Each record below must be retyped exactly, with nothing left out.

Excerpted data
%%

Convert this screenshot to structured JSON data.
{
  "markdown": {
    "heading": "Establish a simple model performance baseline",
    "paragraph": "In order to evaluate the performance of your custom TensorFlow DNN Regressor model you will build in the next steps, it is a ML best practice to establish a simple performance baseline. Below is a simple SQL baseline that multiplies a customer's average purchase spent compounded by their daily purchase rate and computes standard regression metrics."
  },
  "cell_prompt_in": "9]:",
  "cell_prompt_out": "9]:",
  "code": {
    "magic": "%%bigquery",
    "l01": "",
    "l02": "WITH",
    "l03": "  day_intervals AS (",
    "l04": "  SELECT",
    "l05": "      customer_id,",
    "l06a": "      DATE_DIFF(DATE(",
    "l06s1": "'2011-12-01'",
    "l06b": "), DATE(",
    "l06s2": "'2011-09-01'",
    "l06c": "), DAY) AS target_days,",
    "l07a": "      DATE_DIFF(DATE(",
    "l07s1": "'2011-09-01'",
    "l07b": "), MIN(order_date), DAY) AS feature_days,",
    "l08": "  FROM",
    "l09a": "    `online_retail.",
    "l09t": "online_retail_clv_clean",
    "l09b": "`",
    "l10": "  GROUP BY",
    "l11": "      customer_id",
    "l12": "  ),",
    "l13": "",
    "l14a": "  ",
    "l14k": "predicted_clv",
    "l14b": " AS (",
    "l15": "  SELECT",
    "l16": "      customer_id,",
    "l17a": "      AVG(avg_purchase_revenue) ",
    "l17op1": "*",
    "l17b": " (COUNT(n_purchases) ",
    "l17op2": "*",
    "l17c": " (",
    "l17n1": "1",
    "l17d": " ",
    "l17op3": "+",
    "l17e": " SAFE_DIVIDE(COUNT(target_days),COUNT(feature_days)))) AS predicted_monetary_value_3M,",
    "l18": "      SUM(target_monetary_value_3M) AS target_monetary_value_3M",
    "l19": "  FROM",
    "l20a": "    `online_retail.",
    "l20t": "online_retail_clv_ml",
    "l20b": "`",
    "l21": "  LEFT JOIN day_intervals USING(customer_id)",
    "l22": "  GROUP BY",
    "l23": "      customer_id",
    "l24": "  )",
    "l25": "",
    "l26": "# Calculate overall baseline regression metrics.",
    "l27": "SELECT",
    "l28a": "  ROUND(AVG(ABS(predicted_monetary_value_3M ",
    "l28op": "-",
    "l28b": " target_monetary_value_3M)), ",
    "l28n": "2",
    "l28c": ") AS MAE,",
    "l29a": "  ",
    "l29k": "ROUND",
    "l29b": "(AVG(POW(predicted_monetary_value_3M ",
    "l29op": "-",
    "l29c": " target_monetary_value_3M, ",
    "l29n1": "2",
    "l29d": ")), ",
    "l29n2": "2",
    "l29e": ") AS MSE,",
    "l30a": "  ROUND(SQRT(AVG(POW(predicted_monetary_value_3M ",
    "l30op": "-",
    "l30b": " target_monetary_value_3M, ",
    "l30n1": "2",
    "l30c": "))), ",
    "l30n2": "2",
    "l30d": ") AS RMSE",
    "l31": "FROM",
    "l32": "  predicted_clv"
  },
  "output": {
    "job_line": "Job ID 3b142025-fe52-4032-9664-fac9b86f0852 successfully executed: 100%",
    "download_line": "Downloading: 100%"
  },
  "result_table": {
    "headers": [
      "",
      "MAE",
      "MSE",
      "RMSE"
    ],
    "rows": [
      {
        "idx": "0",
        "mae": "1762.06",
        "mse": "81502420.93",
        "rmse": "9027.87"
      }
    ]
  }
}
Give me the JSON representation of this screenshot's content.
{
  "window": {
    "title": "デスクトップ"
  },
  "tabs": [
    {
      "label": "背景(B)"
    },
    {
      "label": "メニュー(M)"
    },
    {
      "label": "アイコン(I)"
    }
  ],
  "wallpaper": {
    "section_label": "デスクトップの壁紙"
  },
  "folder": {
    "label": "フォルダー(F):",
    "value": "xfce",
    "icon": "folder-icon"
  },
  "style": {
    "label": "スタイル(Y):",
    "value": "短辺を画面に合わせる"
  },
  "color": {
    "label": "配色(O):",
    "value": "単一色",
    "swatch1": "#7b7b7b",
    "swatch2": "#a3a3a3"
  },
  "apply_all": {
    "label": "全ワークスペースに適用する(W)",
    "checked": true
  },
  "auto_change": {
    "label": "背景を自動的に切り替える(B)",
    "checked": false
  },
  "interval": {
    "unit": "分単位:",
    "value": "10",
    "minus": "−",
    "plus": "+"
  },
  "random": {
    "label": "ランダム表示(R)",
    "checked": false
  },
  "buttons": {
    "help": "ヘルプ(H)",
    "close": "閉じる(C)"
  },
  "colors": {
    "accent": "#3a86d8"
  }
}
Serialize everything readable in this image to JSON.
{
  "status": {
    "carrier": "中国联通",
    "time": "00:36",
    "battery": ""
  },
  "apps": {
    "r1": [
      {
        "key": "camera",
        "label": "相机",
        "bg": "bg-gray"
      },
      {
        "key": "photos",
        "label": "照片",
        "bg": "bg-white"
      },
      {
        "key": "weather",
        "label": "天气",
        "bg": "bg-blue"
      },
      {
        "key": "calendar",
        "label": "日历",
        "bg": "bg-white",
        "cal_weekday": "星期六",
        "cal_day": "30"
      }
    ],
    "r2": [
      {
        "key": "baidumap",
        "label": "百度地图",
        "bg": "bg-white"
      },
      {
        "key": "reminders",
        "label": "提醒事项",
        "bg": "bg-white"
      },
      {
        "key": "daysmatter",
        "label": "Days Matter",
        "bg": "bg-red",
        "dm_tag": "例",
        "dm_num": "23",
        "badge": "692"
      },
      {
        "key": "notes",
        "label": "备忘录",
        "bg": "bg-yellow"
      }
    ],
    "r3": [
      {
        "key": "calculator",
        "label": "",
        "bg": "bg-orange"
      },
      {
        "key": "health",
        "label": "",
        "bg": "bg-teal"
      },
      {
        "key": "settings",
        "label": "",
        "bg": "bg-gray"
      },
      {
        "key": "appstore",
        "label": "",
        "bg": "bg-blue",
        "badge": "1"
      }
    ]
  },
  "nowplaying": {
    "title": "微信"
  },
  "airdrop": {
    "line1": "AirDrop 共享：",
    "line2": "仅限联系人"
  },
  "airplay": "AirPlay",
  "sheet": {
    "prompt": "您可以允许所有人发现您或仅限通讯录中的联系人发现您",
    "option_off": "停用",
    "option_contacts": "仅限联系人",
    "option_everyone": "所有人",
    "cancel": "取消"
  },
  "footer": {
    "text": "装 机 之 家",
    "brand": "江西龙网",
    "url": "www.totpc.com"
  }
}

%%

Exercise solution
Convert this screenshot to structured JSON data.
{
  "markdown": {
    "heading": "Establish a simple model performance baseline",
    "paragraph": "In order to evaluate the performance of your custom TensorFlow DNN Regressor model you will build in the next steps, it is a ML best practice to establish a simple performance baseline. Below is a simple SQL baseline that multiplies a customer's average purchase spent compounded by their daily purchase rate and computes standard regression metrics."
  },
  "cell_prompt_in": "9]:",
  "cell_prompt_out": "9]:",
  "code": {
    "magic": "%%bigquery",
    "l01": "",
    "l02": "WITH",
    "l03": "  day_intervals AS (",
    "l04": "  SELECT",
    "l05": "      customer_id,",
    "l06a": "      DATE_DIFF(DATE(",
    "l06s1": "'2011-12-01'",
    "l06b": "), DATE(",
    "l06s2": "'2011-09-01'",
    "l06c": "), DAY) AS target_days,",
    "l07a": "      DATE_DIFF(DATE(",
    "l07s1": "'2011-09-01'",
    "l07b": "), MIN(order_date), DAY) AS feature_days,",
    "l08": "  FROM",
    "l09a": "    `online_retail.",
    "l09t": "online_retail_clv_clean",
    "l09b": "`",
    "l10": "  GROUP BY",
    "l11": "      customer_id",
    "l12": "  ),",
    "l13": "",
    "l14a": "  ",
    "l14k": "predicted_clv",
    "l14b": " AS (",
    "l15": "  SELECT",
    "l16": "      customer_id,",
    "l17a": "      AVG(avg_purchase_revenue) ",
    "l17op1": "*",
    "l17b": " (COUNT(n_purchases) ",
    "l17op2": "*",
    "l17c": " (",
    "l17n1": "1",
    "l17d": " ",
    "l17op3": "+",
    "l17e": " SAFE_DIVIDE(COUNT(target_days),COUNT(feature_days)))) AS predicted_monetary_value_3M,",
    "l18": "      SUM(target_monetary_value_3M) AS target_monetary_value_3M",
    "l19": "  FROM",
    "l20a": "    `online_retail.",
    "l20t": "online_retail_clv_ml",
    "l20b": "`",
    "l21": "  LEFT JOIN day_intervals USING(customer_id)",
    "l22": "  GROUP BY",
    "l23": "      customer_id",
    "l24": "  )",
    "l25": "",
    "l26": "# Calculate overall baseline regression metrics.",
    "l27": "SELECT",
    "l28a": "  ROUND(AVG(ABS(predicted_monetary_value_3M ",
    "l28op": "-",
    "l28b": " target_monetary_value_3M)), ",
    "l28n": "2",
    "l28c": ") AS MAE,",
    "l29a": "  ",
    "l29k": "ROUND",
    "l29b": "(AVG(POW(predicted_monetary_value_3M ",
    "l29op": "-",
    "l29c": " target_monetary_value_3M, ",
    "l29n1": "2",
    "l29d": ")), ",
    "l29n2": "2",
    "l29e": ") AS MSE,",
    "l30a": "  ROUND(SQRT(AVG(POW(predicted_monetary_value_3M ",
    "l30op": "-",
    "l30b": " target_monetary_value_3M, ",
    "l30n1": "2",
    "l30c": "))), ",
    "l30n2": "2",
    "l30d": ") AS RMSE",
    "l31": "FROM",
    "l32": "  predicted_clv"
  },
  "output": {
    "job_line": "Job ID 3b142025-fe52-4032-9664-fac9b86f0852 successfully executed: 100%",
    "download_line": "Downloading: 100%"
  },
  "result_table": {
    "headers": [
      "",
      "MAE",
      "MSE",
      "RMSE"
    ],
    "rows": [
      {
        "idx": "0",
        "mae": "1762.06",
        "mse": "81502420.93",
        "rmse": "9027.87"
      }
    ]
  }
}
Give me the JSON representation of this screenshot's content.
{
  "window": {
    "title": "デスクトップ"
  },
  "tabs": [
    {
      "label": "背景(B)"
    },
    {
      "label": "メニュー(M)"
    },
    {
      "label": "アイコン(I)"
    }
  ],
  "wallpaper": {
    "section_label": "デスクトップの壁紙"
  },
  "folder": {
    "label": "フォルダー(F):",
    "value": "xfce",
    "icon": "folder-icon"
  },
  "style": {
    "label": "スタイル(Y):",
    "value": "短辺を画面に合わせる"
  },
  "color": {
    "label": "配色(O):",
    "value": "単一色",
    "swatch1": "#7b7b7b",
    "swatch2": "#a3a3a3"
  },
  "apply_all": {
    "label": "全ワークスペースに適用する(W)",
    "checked": true
  },
  "auto_change": {
    "label": "背景を自動的に切り替える(B)",
    "checked": false
  },
  "interval": {
    "unit": "分単位:",
    "value": "10",
    "minus": "−",
    "plus": "+"
  },
  "random": {
    "label": "ランダム表示(R)",
    "checked": false
  },
  "buttons": {
    "help": "ヘルプ(H)",
    "close": "閉じる(C)"
  },
  "colors": {
    "accent": "#3a86d8"
  }
}
Serialize everything readable in this image to JSON.
{
  "status": {
    "carrier": "中国联通",
    "time": "00:36",
    "battery": ""
  },
  "apps": {
    "r1": [
      {
        "key": "camera",
        "label": "相机",
        "bg": "bg-gray"
      },
      {
        "key": "photos",
        "label": "照片",
        "bg": "bg-white"
      },
      {
        "key": "weather",
        "label": "天气",
        "bg": "bg-blue"
      },
      {
        "key": "calendar",
        "label": "日历",
        "bg": "bg-white",
        "cal_weekday": "星期六",
        "cal_day": "30"
      }
    ],
    "r2": [
      {
        "key": "baidumap",
        "label": "百度地图",
        "bg": "bg-white"
      },
      {
        "key": "reminders",
        "label": "提醒事项",
        "bg": "bg-white"
      },
      {
        "key": "daysmatter",
        "label": "Days Matter",
        "bg": "bg-red",
        "dm_tag": "例",
        "dm_num": "23",
        "badge": "692"
      },
      {
        "key": "notes",
        "label": "备忘录",
        "bg": "bg-yellow"
      }
    ],
    "r3": [
      {
        "key": "calculator",
        "label": "",
        "bg": "bg-orange"
      },
      {
        "key": "health",
        "label": "",
        "bg": "bg-teal"
      },
      {
        "key": "settings",
        "label": "",
        "bg": "bg-gray"
      },
      {
        "key": "appstore",
        "label": "",
        "bg": "bg-blue",
        "badge": "1"
      }
    ]
  },
  "nowplaying": {
    "title": "微信"
  },
  "airdrop": {
    "line1": "AirDrop 共享：",
    "line2": "仅限联系人"
  },
  "airplay": "AirPlay",
  "sheet": {
    "prompt": "您可以允许所有人发现您或仅限通讯录中的联系人发现您",
    "option_off": "停用",
    "option_contacts": "仅限联系人",
    "option_everyone": "所有人",
    "cancel": "取消"
  },
  "footer": {
    "text": "装 机 之 家",
    "brand": "江西龙网",
    "url": "www.totpc.com"
  }
}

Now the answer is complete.